William J. and the Stolen Name
Will paced outside, watching the moonlight flick from one puddle to another in the alley behind Smithe’s. It had been exactly eight hours and twenty-five minutes since he had last allowed himself to pee, and when this exact number became eight hours and twenty-six minutes, he couldn’t help himself any longer.
“Hurry up!” he whispered. He wasn’t sure if he spoke at the right volume. Part of him calculated that a voice of his timbre could resonate far enough for his partner to hear, but not far enough for anyone else – namely anyone who could threaten the security of their operation.
Smithe’s was the last shop at the end of Greenwood street in their hometown, and he had remembered passing by it in elementary school every day. The long, barely maintained street was one notch away from being a dirt road, and Smithe’s looked as if it hadn’t been repaired since it’s grand opening forty-years earlier. Even the lettering of the building was beautiful – an old calligraphic script that read Smithe’s across the top. William especially liked the curve in the letter e and how it complimented the flourish in the S.
The owner had rationalized that the building was a pharmacy, and that a family-owned pharmacy should have a specific, conservative look to honor the town’s past. William thought the man was an idiot, but the pharmacist’s alleged idiocy was inconsequential to tonight’s success. He wasn’t even named Smithe, thought William. He wondered where the man had stolen the name from in the first place.
When he was a child, he would walk past the letters and trace the air with his fingers. He would count the letters and use each one to spell different words in his head, which was right around the time he learned the words anagram and palindrome. His favorite rearrangements were:
The last one made him think of a woman, a den of thieves, and a very funny German swear his grandfather had taught him.
It was in those moments when he was rearranging letters and calculating new possibilities that he felt most comfortable in the world, most at home, and suddenly all those moments when people had treated him as if he was different, strange, or stupid melted away. He felt at those times like he was actually very much like other people, despite the fact that most people treated him otherwise.
Eight hours and twenty-seven minutes. Will climbed the ladder to the top of the shop to see if Reed had taken the right equipment.
“Is it done?” he asked. “Have you got it.”
“Two minutes,” said Reed, putting the last of the tools away. “This is illegal work, but it still takes time.” Reed looked up for a moment, seeing a look of disbelief in Will’s face.
“What is it now?” he asked Will.
“My bladder will explode.”
“That’s your fault. You and your rules about using the bathroom before a job.”
Will crossed his arms, teetering back and forth before sitting on the edge of the building, his feet tucked in and facing Reed. “You act like I do this all the time.”
“You do it before tests,” said Reed. “And before interviews, and before important conversations. And I’m sure you did it last week before talking to those girl’s at Kelly’s”

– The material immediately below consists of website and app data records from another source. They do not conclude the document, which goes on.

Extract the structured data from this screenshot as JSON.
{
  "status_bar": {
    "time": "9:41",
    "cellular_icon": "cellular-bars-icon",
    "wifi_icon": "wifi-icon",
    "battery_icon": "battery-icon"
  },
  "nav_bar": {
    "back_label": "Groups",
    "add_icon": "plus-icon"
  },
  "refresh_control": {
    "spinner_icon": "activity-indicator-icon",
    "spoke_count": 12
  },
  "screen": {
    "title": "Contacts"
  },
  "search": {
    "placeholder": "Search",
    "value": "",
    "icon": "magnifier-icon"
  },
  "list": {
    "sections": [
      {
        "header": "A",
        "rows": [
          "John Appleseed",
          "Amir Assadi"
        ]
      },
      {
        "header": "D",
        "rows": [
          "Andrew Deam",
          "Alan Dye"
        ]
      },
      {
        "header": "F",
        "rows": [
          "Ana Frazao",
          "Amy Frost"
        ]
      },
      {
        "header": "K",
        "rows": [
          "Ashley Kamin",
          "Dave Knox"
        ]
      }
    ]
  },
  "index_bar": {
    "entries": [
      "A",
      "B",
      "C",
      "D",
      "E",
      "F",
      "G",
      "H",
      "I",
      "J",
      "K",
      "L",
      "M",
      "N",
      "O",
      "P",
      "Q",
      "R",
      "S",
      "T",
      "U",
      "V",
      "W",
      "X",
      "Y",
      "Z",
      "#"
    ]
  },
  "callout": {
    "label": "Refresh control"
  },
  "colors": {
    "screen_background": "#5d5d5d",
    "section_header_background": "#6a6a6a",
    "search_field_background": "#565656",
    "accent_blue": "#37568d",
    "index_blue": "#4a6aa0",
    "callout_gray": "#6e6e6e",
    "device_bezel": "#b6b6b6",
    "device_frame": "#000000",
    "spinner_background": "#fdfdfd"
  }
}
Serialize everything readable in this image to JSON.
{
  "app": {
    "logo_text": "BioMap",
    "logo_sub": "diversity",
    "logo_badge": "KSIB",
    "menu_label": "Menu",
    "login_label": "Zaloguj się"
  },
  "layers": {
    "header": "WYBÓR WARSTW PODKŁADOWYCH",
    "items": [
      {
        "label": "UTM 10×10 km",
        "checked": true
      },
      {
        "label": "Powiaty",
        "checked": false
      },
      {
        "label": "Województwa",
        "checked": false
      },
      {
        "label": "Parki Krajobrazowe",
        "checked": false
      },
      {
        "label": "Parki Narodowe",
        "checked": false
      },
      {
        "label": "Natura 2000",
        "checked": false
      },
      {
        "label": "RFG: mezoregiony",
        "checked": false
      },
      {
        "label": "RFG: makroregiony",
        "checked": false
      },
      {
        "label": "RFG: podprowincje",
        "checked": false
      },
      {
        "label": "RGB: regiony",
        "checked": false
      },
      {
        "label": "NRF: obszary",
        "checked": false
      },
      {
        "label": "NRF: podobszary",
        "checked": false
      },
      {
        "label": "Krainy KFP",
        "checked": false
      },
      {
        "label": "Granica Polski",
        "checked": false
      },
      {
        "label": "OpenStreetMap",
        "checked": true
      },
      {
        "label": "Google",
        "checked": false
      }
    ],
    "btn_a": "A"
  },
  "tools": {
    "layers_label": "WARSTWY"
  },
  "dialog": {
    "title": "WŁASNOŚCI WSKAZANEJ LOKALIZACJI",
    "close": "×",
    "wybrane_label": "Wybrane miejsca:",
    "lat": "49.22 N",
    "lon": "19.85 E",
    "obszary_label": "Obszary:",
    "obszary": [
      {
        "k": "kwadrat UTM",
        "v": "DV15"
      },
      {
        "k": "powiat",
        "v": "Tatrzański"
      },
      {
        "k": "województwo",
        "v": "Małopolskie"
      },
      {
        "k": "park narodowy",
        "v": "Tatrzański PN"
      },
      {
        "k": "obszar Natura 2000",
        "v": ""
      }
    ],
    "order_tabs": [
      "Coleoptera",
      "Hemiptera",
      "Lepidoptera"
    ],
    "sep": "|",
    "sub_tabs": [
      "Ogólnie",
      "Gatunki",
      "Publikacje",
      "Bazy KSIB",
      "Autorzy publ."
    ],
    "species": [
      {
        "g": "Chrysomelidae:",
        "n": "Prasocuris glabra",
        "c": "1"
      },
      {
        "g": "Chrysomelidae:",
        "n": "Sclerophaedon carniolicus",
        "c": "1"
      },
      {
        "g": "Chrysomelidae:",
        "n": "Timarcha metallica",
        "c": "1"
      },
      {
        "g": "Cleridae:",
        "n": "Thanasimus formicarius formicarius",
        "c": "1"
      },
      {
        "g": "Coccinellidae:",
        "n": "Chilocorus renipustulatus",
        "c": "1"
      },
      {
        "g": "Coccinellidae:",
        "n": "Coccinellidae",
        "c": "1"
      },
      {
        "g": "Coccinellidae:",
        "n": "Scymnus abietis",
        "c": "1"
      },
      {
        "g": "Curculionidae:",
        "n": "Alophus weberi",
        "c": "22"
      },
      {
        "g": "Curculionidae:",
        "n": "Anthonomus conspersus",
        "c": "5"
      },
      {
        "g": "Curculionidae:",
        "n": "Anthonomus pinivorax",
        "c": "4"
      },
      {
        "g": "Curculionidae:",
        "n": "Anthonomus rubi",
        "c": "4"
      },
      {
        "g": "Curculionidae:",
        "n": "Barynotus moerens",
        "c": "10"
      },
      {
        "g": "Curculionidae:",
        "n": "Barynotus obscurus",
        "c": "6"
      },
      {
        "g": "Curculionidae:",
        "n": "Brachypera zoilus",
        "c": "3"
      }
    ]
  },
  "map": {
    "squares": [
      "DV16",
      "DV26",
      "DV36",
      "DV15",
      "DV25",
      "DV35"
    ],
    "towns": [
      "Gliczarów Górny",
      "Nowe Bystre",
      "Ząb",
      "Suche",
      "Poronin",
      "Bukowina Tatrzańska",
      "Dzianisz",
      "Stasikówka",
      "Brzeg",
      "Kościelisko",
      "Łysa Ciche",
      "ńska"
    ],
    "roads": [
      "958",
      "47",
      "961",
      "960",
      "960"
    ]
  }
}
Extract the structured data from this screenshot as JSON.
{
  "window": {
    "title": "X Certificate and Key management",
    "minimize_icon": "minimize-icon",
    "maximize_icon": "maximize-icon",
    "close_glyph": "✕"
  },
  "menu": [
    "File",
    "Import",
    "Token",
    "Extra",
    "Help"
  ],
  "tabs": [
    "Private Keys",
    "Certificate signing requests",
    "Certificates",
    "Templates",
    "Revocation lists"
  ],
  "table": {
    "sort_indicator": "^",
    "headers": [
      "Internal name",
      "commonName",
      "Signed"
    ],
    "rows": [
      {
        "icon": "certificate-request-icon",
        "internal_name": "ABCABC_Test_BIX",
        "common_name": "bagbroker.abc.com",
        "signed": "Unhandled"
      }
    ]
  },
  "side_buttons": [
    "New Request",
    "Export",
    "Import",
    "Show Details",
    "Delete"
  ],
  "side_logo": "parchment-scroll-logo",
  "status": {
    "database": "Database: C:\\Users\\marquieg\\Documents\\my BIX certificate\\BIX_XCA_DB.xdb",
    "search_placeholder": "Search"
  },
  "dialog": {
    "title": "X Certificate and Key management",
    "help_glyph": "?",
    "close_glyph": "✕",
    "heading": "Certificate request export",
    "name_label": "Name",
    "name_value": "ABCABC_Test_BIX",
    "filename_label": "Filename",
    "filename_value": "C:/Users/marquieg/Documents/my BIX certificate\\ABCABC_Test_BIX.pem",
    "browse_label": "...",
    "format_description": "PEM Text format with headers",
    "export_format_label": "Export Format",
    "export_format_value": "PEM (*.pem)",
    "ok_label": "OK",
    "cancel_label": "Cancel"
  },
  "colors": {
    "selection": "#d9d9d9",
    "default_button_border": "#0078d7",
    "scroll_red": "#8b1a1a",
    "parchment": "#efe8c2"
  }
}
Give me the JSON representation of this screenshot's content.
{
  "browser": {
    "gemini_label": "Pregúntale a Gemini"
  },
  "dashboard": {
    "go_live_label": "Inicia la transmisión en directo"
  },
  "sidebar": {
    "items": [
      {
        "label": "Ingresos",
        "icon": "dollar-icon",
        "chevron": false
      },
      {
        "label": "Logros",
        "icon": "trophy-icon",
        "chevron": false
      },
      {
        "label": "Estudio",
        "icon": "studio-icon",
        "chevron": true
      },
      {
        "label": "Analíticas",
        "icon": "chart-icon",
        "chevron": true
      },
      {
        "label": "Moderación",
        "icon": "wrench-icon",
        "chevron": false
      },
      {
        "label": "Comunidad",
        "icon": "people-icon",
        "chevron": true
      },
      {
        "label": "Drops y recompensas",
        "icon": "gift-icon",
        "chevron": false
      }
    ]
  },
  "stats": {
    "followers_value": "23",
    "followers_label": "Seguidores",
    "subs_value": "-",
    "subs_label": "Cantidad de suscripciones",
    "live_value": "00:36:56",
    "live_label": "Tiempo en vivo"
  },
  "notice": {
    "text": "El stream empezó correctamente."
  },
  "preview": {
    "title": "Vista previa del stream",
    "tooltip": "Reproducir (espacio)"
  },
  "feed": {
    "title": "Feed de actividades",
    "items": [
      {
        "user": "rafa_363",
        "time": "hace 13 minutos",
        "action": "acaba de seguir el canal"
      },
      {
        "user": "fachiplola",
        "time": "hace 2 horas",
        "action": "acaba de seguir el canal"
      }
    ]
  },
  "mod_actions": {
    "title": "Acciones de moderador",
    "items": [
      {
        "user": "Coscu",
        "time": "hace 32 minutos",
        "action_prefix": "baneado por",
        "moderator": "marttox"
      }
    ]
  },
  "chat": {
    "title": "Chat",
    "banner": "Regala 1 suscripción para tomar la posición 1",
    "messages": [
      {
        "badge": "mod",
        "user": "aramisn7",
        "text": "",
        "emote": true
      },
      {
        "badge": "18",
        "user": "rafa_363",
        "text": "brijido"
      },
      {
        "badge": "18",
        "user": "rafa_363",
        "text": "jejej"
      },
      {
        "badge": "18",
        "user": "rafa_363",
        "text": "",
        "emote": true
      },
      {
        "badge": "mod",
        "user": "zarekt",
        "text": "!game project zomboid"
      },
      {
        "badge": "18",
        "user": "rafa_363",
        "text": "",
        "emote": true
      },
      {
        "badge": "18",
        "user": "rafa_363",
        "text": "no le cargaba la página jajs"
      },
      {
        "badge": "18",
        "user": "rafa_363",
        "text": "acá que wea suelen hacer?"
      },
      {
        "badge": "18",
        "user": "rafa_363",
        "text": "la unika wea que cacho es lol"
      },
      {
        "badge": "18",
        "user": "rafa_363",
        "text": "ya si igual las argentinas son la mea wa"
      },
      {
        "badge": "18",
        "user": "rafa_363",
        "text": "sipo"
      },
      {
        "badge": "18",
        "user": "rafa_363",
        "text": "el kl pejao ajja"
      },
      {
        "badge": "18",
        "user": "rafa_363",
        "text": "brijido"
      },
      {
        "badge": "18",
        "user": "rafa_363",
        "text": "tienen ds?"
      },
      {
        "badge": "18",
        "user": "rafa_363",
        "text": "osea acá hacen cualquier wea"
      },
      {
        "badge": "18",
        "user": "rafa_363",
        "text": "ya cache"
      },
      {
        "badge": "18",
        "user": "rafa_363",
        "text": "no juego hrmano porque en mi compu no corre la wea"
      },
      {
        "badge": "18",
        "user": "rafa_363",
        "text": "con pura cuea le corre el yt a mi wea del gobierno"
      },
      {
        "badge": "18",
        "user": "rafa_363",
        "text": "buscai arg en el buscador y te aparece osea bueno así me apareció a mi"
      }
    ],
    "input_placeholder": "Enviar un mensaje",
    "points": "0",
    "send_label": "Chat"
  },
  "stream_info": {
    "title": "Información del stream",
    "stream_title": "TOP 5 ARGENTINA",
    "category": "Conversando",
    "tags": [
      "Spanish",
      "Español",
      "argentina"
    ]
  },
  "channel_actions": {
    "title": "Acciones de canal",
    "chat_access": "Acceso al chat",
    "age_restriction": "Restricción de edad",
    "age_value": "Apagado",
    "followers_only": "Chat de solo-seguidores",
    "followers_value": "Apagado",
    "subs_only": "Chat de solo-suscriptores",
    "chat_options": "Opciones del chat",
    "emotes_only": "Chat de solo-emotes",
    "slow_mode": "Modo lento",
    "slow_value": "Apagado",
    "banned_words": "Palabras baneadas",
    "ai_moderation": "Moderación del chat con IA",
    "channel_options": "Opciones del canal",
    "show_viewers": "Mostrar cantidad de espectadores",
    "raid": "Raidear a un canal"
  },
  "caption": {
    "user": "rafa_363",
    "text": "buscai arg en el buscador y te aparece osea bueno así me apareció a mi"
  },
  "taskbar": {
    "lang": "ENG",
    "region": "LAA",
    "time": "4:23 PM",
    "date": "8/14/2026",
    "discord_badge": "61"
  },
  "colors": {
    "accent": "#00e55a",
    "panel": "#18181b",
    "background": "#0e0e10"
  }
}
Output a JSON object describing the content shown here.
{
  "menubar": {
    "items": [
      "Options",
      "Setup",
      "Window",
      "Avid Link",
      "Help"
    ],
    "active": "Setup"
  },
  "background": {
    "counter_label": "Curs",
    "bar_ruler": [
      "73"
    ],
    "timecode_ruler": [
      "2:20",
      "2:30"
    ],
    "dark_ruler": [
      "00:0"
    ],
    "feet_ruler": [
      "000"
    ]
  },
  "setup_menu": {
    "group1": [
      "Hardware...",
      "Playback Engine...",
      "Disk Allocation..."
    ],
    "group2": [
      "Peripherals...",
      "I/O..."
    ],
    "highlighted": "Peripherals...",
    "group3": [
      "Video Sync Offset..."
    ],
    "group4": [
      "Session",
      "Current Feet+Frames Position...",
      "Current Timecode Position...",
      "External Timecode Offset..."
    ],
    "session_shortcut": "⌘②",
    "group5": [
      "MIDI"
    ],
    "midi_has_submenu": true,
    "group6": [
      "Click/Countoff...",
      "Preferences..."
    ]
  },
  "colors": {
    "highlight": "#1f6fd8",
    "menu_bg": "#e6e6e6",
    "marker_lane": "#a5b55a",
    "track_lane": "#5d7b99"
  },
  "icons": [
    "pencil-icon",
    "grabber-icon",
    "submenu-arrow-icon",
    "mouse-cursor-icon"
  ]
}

“I like the pressure,” said Will. “It makes me think.”
“It makes you nervous,” said Reed.
Will watched as Reed packed up the last bag. There were eight bags altogether, some of which would fit into the two larger backpacks that Reed and Will could carry respectively. They had planned it so that if someone saw them walking down the street, they would look like two boys returning home from college, which was in fact what they were. But this week, it was Will’s birthday, and Will rarely asked for anything. Reed was happy to oblige. He tied up the last sack.
“Why don’t you just pee behind that dumpster.”
“That’s illegal,” said Will. “And immoral.”
Reed opened his arms as if to point at all the bags around him.
“Well,” said Will. “I’d rather wait.”
With the last of their loot packed away, the two of them made their way down the street, careful not to call any attention to themselves. When they made it to Will’s parent’s place, up the stairs, past his parent’s bedroom, past his old childhood bedroom and into the attic, they began to unpack their spoils.
He laid each bag out in front of him across the floor as if they were presents on Christmas Day. While he unwrapped each one, his heart raced more and more. There they were, each one beautiful in its own way. He read them: S m i t h e ‘ s. He could arrange them into any word he wanted, he could look at them whenever he felt alone, and when the world was unbelievable crazed with some new fashion, or person, or phase, he could find order here. He was so relieved.
And he knew now why so many people around him had their obsessions – his father and mother with their TV programs, his brothers with their football fantasies and baseball collections, and even those long lost connections who rearranged the people in their lives to fit into their own doll-house inspired realities. Now he could do the same, just once-in-awhile in the attic, or in the dorm if he ever figured out how to sneak these letters back to school. But most of all, now that they were home and the job was done, he could use the washroom.